After you have submitted an appeal to the University you will receive an acknowledgement from Student Cases. If your appeal is not deemed to fall within the grounds, you will be informed. Otherwise, your appeal and any supporting evidence will be sent to the Chair of the Exam Board in your School for verification on the grounds you have appealed. Under the regulations, the Chair is normally expected to submit a response back to Student Cases.
The Vice-Chancellor will appoint a pool of senior academics who will be trained to consider appeals under this procedure. The Academic Registrar or nominee will appoint one senior academic from a different college to you to consider the appeal.

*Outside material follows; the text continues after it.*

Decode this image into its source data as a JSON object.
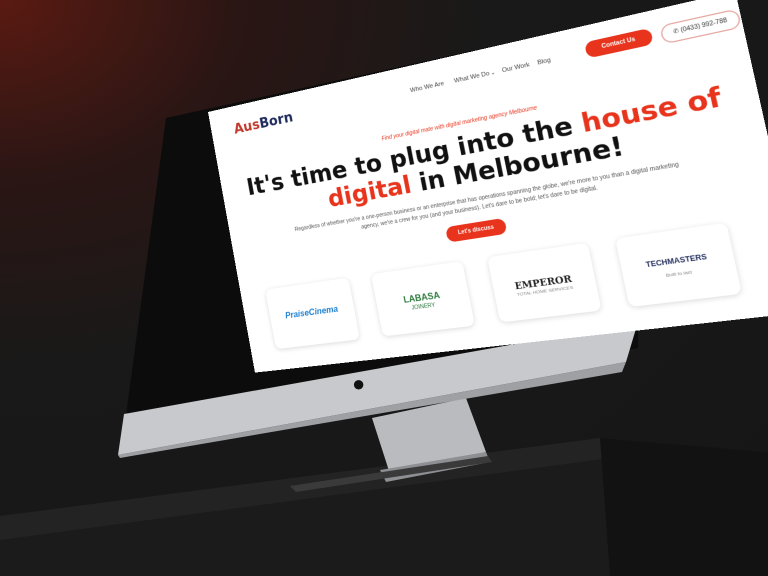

In these cases the appeal form and evidence provided by you along with the information provided by the Chair of the Exam Board will be considered.
There are three possible options available to the senior academic when considering the outcome of your appeal;
- Refer the appeal to a reconvened Examining Board to review the original decision in light of the information presented;
- Reject the appeal, or;
- In exceptional cases refer the appeal to an Appeal Board for consideration. In this case, a Student Advice adviser can help you decide how best to present your case and make verbal representations on your behalf.
If your appeal is referred back to a re-convened Exam Board, Student Cases will communicate this decision to you and contact the Chair of the Exam Board. The Chair re-convenes the Exam Board to consider your case. A referral to a re-convened Exam Board does not automatically mean that the Exam Board is expected to change their mind in light of your appeal. Each appeal is considered on its individual circumstances and some students receive a change in decision but similarly others do not.
Once the senior academic has made their decision you will be provided with a letter outlining; the reason for that decision; and the next part of the process.
What are the possible remedies?
If your appeal is referred to a reconvened Examining Board, the Examining Board must consider information presented in the appeal and review its original decision. The Examining Board may in light of the appeal information provide a different results decision.
Likely remedies include enabling you to be re-assessed, for example as a further first attempt, or a further second attempt. Your mark will be capped at a pass mark where you are having a further second or further third attempt as required by the Academic Regulations. Reconvened Examining Boards are only permitted to amend marks where there has been a factual error in the published marks.
What if you're unhappy with the Appeal Board's decision?
Once the outcome of your appeal has been decided, you will be notified by Student Cases. You will then be given 7 days to request a review of the appeal decision. You can find more information about reviewing an appeal decision here.
If you notify Student Cases that you do not wish to progress to the review stage or the 7 days passes and you do not submit a review request the University will consider the matter at an end.
Following this you will receive a final decision letter following a request for review of the appeal. This letter (also known as a Completion of Procedures Letter) will explain how you can raise a complaint with the Office of the Independent Adjudicator if you remain dissatisfied with the academic appeal outcome.
If you would like help in respect of reviewing an appeal decision, or would like any advice or guidance on the process, you should contact Student Advice in the Students' Union.
Still have questions?
Contact an independent adviser in the Students' Union by emailing Advice@cardiff.ac.uk, by calling 02920 781410 or by filling out the form below.